Shwemawdaw Paya: is said to be over 1.000 years old, originally built by the Mon. It is 114 meters high and can be seen even from far away. The pagoda has a long history of destruction due to earthquakes and reconstruction; it finally reached today’s height in 1954, after a levelling of the stupa in a massive earthquake in 1930. The mouth of the two guardian beasts at the west entrance contains two Mahayana bodhisattvas.
Kanbawzathadi Palace & Museum: a former Mon palace, walled in the Mon style, with a square measurement along each side of 1.8 km. The palace housed King Bayinnaung from 1553 to 1599, who established the 2nd Union of Myanmar. It features the newly rebuild audience hall and the king's apartment. The entire compound has been surrounded by a teak stockade, a few stumps of which can be seen in the new museum. The museum displays Mon, Siamese and Bagan style Buddhas.

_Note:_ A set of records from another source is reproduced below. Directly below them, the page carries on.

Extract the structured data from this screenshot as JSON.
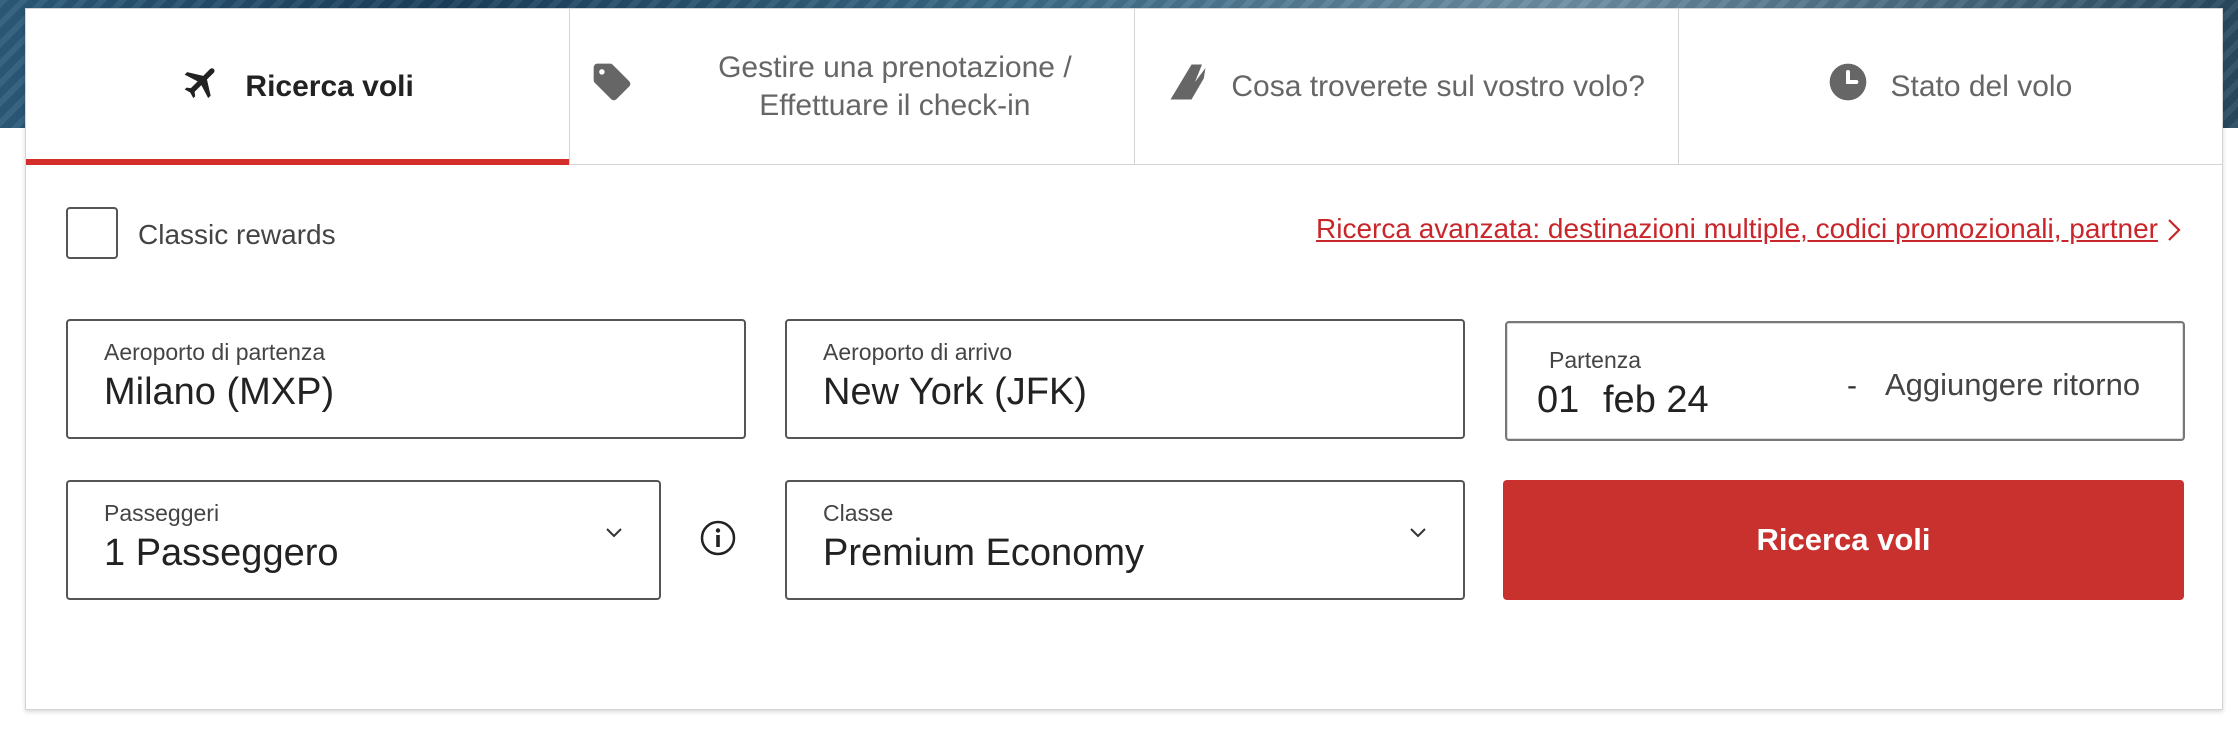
{
  "tabs": [
    {
      "label": "Ricerca voli",
      "icon": "airplane-icon",
      "active": true
    },
    {
      "label": "Gestire una prenotazione / Effettuare il check-in",
      "line1": "Gestire una prenotazione /",
      "line2": "Effettuare il check-in",
      "icon": "tag-icon",
      "active": false
    },
    {
      "label": "Cosa troverete sul vostro volo?",
      "icon": "tail-fin-icon",
      "active": false
    },
    {
      "label": "Stato del volo",
      "icon": "clock-icon",
      "active": false
    }
  ],
  "options": {
    "classic_rewards_label": "Classic rewards",
    "classic_rewards_checked": false,
    "advanced_link": "Ricerca avanzata: destinazioni multiple, codici promozionali, partner"
  },
  "form": {
    "departure": {
      "label": "Aeroporto di partenza",
      "value": "Milano (MXP)"
    },
    "arrival": {
      "label": "Aeroporto di arrivo",
      "value": "New York (JFK)"
    },
    "date": {
      "label": "Partenza",
      "day": "01",
      "month_year": "feb 24",
      "separator": "-",
      "return_label": "Aggiungere ritorno"
    },
    "passengers": {
      "label": "Passeggeri",
      "value": "1 Passeggero"
    },
    "cabin": {
      "label": "Classe",
      "value": "Premium Economy"
    },
    "search_button": "Ricerca voli"
  },
  "colors": {
    "accent": "#c8312e",
    "link": "#c8262b",
    "tab_active_bar": "#d42e2b"
  }
}
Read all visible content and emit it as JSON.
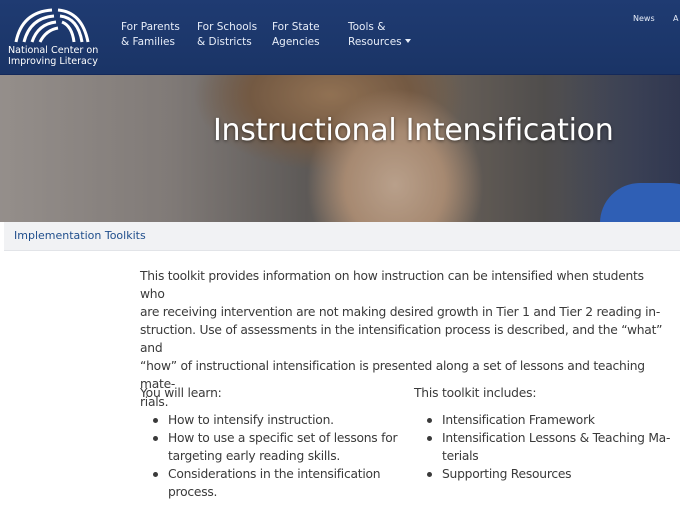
{
  "header": {
    "logo_lines": [
      "National Center on",
      "Improving Literacy"
    ],
    "nav": [
      {
        "line1": "For Parents",
        "line2": "& Families"
      },
      {
        "line1": "For Schools",
        "line2": "& Districts"
      },
      {
        "line1": "For State",
        "line2": "Agencies"
      },
      {
        "line1": "Tools &",
        "line2": "Resources"
      }
    ],
    "util_links": [
      "News",
      "A"
    ]
  },
  "hero": {
    "title": "Instructional Intensification"
  },
  "breadcrumb": {
    "link": "Implementation Toolkits"
  },
  "content": {
    "intro_lines": [
      "This toolkit provides information on how instruction can be intensified when students who",
      "are receiving intervention are not making desired growth in Tier 1 and Tier 2 reading in-",
      "struction. Use of assessments in the intensification process is described, and the “what” and",
      "“how” of instructional intensification is presented along a set of lessons and teaching mate-",
      "rials."
    ],
    "learn": {
      "heading": "You will learn:",
      "items": [
        {
          "l1": "How to intensify instruction.",
          "l2": ""
        },
        {
          "l1": "How to use a specific set of lessons for",
          "l2": "targeting early reading skills."
        },
        {
          "l1": "Considerations in the intensification",
          "l2": "process."
        }
      ]
    },
    "includes": {
      "heading": "This toolkit includes:",
      "items": [
        {
          "l1": "Intensification Framework",
          "l2": ""
        },
        {
          "l1": "Intensification Lessons & Teaching Ma-",
          "l2": "terials"
        },
        {
          "l1": "Supporting Resources",
          "l2": ""
        }
      ]
    }
  }
}
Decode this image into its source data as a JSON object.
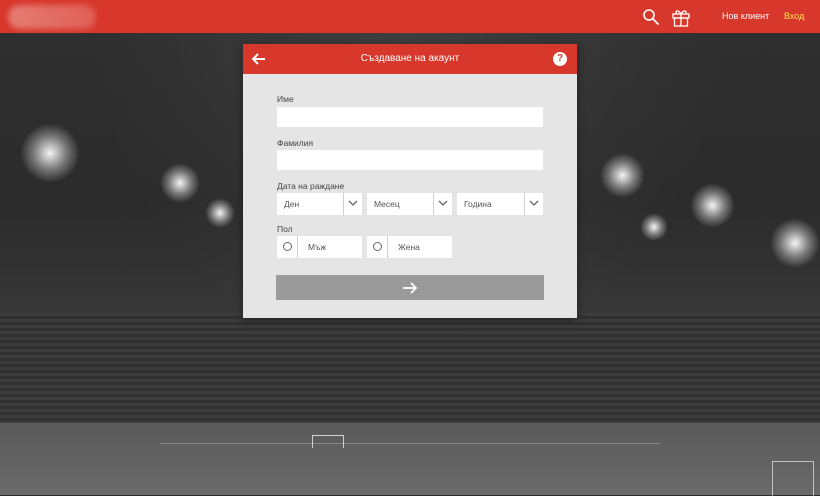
{
  "header": {
    "nav_new_client": "Нов клиент",
    "nav_login": "Вход",
    "icons": [
      "search-icon",
      "gift-icon"
    ],
    "colors": {
      "brand": "#d8372b",
      "login_link": "#ffe14d"
    }
  },
  "modal": {
    "title": "Създаване на акаунт",
    "help_symbol": "?",
    "fields": {
      "first_name_label": "Име",
      "first_name_value": "",
      "last_name_label": "Фамилия",
      "last_name_value": "",
      "birth_date_label": "Дата на раждане",
      "day_placeholder": "Ден",
      "month_placeholder": "Месец",
      "year_placeholder": "Година",
      "gender_label": "Пол",
      "gender_male": "Мъж",
      "gender_female": "Жена"
    },
    "submit_icon": "arrow-right-icon"
  }
}
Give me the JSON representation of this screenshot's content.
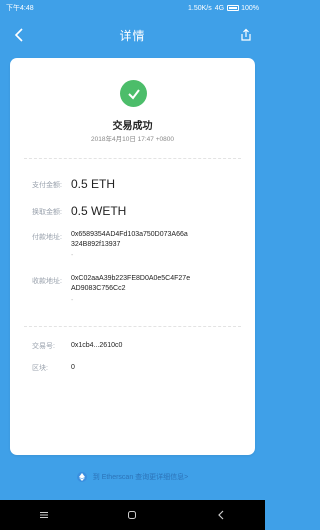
{
  "status_bar": {
    "time": "下午4:48",
    "network": "1.50K/s",
    "battery": "100%",
    "lte": "4G"
  },
  "header": {
    "title": "详情"
  },
  "tx": {
    "status": "交易成功",
    "timestamp": "2018年4月10日 17:47 +0800",
    "pay_label": "支付金额:",
    "pay_value": "0.5 ETH",
    "swap_label": "换取金额:",
    "swap_value": "0.5 WETH",
    "from_label": "付款地址:",
    "from_value": "0x6589354AD4Fd103a750D073A66a324B892f13937",
    "to_label": "收款地址:",
    "to_value": "0xC02aaA39b223FE8D0A0e5C4F27eAD9083C756Cc2",
    "hash_label": "交易号:",
    "hash_value": "0x1cb4...2610c0",
    "block_label": "区块:",
    "block_value": "0",
    "from_dot": "-",
    "to_dot": "-"
  },
  "footer": {
    "link_text": "到 Etherscan 查询更详细信息>"
  },
  "colors": {
    "primary": "#3fa0e8",
    "success": "#4cbd6a",
    "link": "#2c73b8"
  },
  "icons": [
    "back-icon",
    "share-icon",
    "check-icon",
    "ethereum-icon",
    "menu-icon",
    "home-icon",
    "nav-back-icon"
  ]
}
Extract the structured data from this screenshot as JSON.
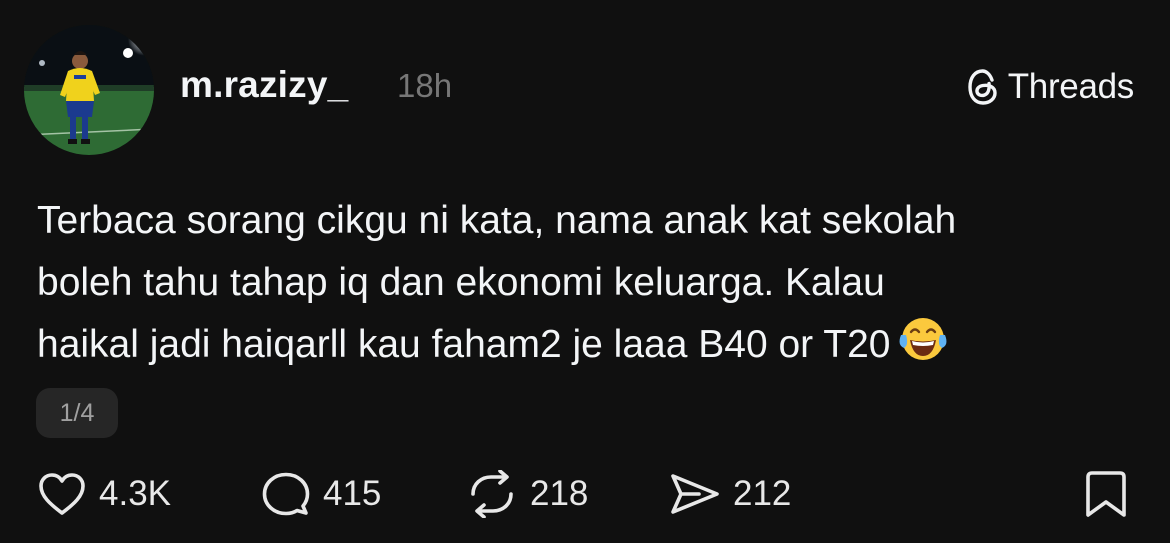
{
  "post": {
    "username": "m.razizy_",
    "timestamp": "18h",
    "brand": "Threads",
    "text_lines": [
      "Terbaca sorang cikgu ni kata, nama anak kat sekolah",
      "boleh tahu tahap iq dan ekonomi keluarga. Kalau",
      "haikal jadi haiqarll kau faham2 je laaa B40 or T20"
    ],
    "emoji": "tears-of-joy-emoji",
    "pager": "1/4"
  },
  "actions": {
    "likes": "4.3K",
    "replies": "415",
    "reposts": "218",
    "shares": "212"
  },
  "icons": {
    "like": "heart-icon",
    "reply": "comment-icon",
    "repost": "repost-icon",
    "share": "send-icon",
    "save": "bookmark-icon",
    "brand": "threads-logo-icon"
  },
  "colors": {
    "background": "#101010",
    "text": "#f3f5f7",
    "muted": "#777777",
    "pager_bg": "#262626"
  }
}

Shwethalyaung Buddha: a huge reclining Buddha. It is reported to be one of the most lifelike of all reclining Buddhas. Originally it was built in 994 AD of brick and stucco by the Mon king Migadepa II.